Fighting For Important Causes In State And Federal Courts
If your grandchild has been arrested and needs help paying for a lawyer, they might contact you. Keeping your kids and grandkids out of legal trouble might be important to you, and if you want to pay for your grandchild’s attorney, there are some things you need to know about how this works and what you can do to make sure your grandchild gets the legal representation they need. The Law Office of Andrew Shubin’s criminal defense lawyer for Penn State students explains.
Can You Pay for Your Grandkid’s Lawyer in State College, PA?
If a young adult is charged with a crime, their chances of being able to afford a lawyer are quite low. This often means that they turn to the public defender for representation. This could mean that they end up with a free attorney, but that lawyer might be swamped with other cases. If your grandchild is not “indigent” and the state says they can afford their own lawyer, they might not actually be able to afford quality representation, especially if their case is detailed and involved. This is often where parents and grandparents step in to help.
The law in Pennsylvania allows other people to help pay for your lawyer. Parents, grandparents, spouses, boyfriends, girlfriends, and other loved ones commonly pay for lawyers for their family members or close friends, so this kind of situation is far from rare. In most cases, you can absolutely pay for your grandchild’s defense attorney, whether you do so by wiring your grandkid the money to pay the lawyer themselves or by actually paying the lawyer directly.
This could become complicated in cases where the child is still under 18. Rules of juvenile court proceedings in Pennsylvania usually require the child’s parent or guardian to be there. If you are the kid’s legal guardian, then there shouldn’t be any problem with you hiring a lawyer. If your grandchild has a parent or guardian that should be at the hearings, you might not be able to be closely involved in the case, but you can usually still pay for the attorney’s fees and hire the attorney to help out your child and grandchild.
State College, PA Rules for Grandparents Hiring Defense Attorneys for Their Grandchildren
When you hire a lawyer for someone else, there are a few rules that come into play that you need to be aware of. First and foremost, the lawyer’s client is the defendant in the case, not the person paying. This means that if your grandchild is up on criminal charges and you are paying for their lawyer, the lawyer still has to listen to the grandchild’s decisions. It also means that the lawyer must keep lawyer-client confidentiality with their client.

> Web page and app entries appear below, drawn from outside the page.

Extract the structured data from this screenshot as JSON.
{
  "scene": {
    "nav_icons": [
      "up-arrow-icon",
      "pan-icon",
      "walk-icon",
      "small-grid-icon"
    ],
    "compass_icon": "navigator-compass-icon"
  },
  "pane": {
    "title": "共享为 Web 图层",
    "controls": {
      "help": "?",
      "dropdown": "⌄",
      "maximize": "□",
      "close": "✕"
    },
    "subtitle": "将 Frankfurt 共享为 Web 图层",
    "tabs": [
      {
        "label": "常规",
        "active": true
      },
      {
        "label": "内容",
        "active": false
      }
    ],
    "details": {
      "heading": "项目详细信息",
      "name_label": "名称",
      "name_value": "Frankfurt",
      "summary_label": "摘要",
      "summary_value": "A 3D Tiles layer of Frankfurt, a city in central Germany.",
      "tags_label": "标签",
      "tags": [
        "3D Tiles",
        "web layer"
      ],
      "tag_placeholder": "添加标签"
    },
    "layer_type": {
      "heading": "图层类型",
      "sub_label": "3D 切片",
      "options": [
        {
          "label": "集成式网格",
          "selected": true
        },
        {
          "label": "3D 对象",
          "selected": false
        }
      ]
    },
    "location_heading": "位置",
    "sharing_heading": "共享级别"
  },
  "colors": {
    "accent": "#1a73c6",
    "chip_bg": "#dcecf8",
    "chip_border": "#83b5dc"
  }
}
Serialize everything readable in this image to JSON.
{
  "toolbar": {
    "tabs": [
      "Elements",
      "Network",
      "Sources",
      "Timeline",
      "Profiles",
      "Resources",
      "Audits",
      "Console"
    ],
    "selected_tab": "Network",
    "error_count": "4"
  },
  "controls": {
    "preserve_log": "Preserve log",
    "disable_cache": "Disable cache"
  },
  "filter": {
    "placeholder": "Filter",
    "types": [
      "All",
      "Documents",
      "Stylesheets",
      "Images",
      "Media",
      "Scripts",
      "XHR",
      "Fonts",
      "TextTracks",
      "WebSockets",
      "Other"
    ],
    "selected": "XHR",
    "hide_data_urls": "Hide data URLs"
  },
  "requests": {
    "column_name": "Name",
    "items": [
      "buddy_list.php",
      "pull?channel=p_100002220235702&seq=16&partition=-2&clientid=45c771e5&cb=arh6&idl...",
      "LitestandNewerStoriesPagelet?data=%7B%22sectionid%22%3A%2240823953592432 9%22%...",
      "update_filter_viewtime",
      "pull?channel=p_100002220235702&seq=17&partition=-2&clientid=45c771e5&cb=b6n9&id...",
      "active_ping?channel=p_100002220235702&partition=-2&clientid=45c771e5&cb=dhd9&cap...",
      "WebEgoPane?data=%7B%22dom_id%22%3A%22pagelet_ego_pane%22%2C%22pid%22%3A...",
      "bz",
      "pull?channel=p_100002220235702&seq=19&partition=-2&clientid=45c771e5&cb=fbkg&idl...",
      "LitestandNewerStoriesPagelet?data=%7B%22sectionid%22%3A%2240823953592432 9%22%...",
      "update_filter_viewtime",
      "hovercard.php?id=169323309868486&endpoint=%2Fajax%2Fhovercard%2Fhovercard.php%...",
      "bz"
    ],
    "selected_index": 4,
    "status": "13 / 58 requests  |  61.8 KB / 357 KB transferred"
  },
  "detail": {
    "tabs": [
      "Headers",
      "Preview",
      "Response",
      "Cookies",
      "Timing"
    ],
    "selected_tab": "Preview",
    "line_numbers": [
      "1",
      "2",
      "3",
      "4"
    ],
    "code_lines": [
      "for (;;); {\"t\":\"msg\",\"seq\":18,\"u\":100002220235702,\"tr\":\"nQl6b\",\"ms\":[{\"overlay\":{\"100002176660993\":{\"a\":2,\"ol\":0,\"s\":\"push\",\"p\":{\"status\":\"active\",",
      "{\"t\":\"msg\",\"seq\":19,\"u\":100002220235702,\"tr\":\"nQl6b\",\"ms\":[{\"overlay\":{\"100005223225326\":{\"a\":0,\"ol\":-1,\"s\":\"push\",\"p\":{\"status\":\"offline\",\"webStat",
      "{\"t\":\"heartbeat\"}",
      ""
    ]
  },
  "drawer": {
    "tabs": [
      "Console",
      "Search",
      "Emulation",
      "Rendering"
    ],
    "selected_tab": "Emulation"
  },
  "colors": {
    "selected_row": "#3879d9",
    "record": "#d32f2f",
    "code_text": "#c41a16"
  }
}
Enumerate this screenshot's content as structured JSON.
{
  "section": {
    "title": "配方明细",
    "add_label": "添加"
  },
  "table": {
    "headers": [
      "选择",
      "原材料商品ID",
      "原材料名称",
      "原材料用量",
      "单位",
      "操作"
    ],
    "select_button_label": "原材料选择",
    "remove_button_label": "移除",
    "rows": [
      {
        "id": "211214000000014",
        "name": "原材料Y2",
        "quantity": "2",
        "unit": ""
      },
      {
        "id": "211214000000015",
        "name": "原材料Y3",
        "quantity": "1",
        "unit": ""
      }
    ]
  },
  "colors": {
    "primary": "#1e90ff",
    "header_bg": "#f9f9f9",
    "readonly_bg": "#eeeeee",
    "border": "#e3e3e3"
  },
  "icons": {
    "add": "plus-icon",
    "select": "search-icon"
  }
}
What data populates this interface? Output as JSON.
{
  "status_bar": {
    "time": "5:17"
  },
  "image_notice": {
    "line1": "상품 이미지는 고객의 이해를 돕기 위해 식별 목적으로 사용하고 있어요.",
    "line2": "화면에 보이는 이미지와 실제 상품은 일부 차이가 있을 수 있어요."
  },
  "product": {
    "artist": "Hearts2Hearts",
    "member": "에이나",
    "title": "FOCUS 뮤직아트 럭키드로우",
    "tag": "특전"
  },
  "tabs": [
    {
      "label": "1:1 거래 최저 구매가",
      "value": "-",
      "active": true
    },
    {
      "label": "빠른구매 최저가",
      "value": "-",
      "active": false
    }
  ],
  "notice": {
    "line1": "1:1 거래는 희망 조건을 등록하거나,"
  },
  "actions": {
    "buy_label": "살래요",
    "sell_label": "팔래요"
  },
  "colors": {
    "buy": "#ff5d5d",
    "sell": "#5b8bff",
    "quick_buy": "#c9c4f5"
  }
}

All of this means that we might not be able to take your decisions into account regarding how to proceed with the case, and we might not be able to share information with you about the charges. Ultimately, legal ethics rules require that we leave decisions to our client regarding whether to plead guilty, accept a plea deal, or fight the case in court. Additionally, we cannot share information about the charges and our strategy with anyone but our client unless the client gives permission.
Ideally, your grandchild will allow us to share information with you so that we can all work together to fight the charges. However, if our client tells us not to share information with you, we simply can’t do it.
What to Expect when Hiring a Lawyer for Your Grandchild in State College
If you’ve never been involved in a criminal case yourself, you might not know what to expect in your grandchild’s case. First, a defendant is usually arrested and booked when they are accused of committing a crime. In most cases, the judge should allow the defendant to be released on their own recognizance or with some bail payment, but some charges might be so severe like murder or sexual assault that the judge will want to keep the defendant in jail until trial. We can work to get bail so your grandchild can be released, and we can fight to get bail reduced so that you can afford to bail them out.
After bail is set or denied, the court will schedule a preliminary hearing. If the charges are minor, like for disorderly conduct or public drunkenness, this might mean that the case is handled at a summary trial at that time. If the court finds there is probable cause to charge your grandchild, the charges will move up to the court of common pleas at the county level.
At this stage, there will be pretrial motions to try to get charges dropped or dismissed. This will allege that even if everything the police and prosecutors say is true, the facts of the case do not support a conviction. At this stage, evidence will also be shared in “discovery” so that we can get a look at all of the evidence in the case. If the case proceeds, it will go to trial where we can fight the charges with evidence, witnesses, and arguments before a judge and jury.
At any point along the way, we might try to negotiate with the prosecution to have charges dropped or dismissed. This might mean ultimately entering into a plea deal where we can get excessive charges dropped and penalties reduced. Alternatively, we might be able to work out a deal where your grandchild can perform community service and take classes like anger management or alcohol abuse classes to rehabilitate them. Your child might also qualify for ARD, which is a program at the county level to get charges dropped in exchange for participation in rehabilitation programs. An attorney can go over these options in more detail as they come up in your grandchild’s case.
Call Our State College Criminal Defense Lawyers to Hire an Attorney for Your Grandchild’s Case
Call The Law Office of Andrew Shubin today to set up a free legal consultation on your grandchild’s case. If you have a child or grandchild who was arrested in State College, PA or was arrested as a Penn State student, call our State College criminal defense attorney today to set up a free legal consultation about getting a lawyer for your grandchild. Call us today at (814) 826-3586 to set up your free case consultation.